  • How would the documents be preserved and accessed? Would they have been
    • Formally published/produced, such as books, newspapers, magazines, films, music, court cases, etc.? You are likely to find these items in library databases.
    • Informally published/produced web documents, such as press releases, reports, policy statements, etc.? You may find recent documents through Google or the Internet Archive's Wayback Machine (going back to 1996). 
    • Personal or internal documents? If these materials were preserved, they may only be available through visiting private collections, library archives, museums, historical sites, or corporate/organization archives. A national library, public library, historical society, or university/college library may have digitized some of these materials. Interviews and oral histories produced as part of a scholarly research project are often only available from the researcher.

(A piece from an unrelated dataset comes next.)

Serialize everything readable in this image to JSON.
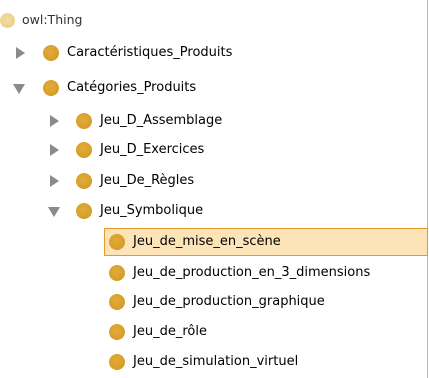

Primary Source Collections and Search Tools

Working with Primary Sources

Primary sources are not neutral. It is important to read primary sources critically and consider the following questions: 

  • Who is the author or interviewee? What is their relationship to the event? How long ago were the events described? What was the creator's place in society?
  • What is the author writing/talking about? What are they not talking about?
  • Why is the author writing/talking about this? What is the purpose of preserving this information? Who is the intended audience?
  • If an oral history interview, who is the interviewer? How does this person's relationship (familial or societal) to the interviewee impact what is said?

Understanding the historical context of the primary sources is very important. Watch out for how your own 21st century values and views influence your interpretation of the source.

For more information on critically reading primary sources, see:

  • Rael, Patrick. "How to Read a Primary Source," Reading, Writing, and Researching for History: A Guide for College Students. (Brunswick, ME: Bowdoin College, 2004)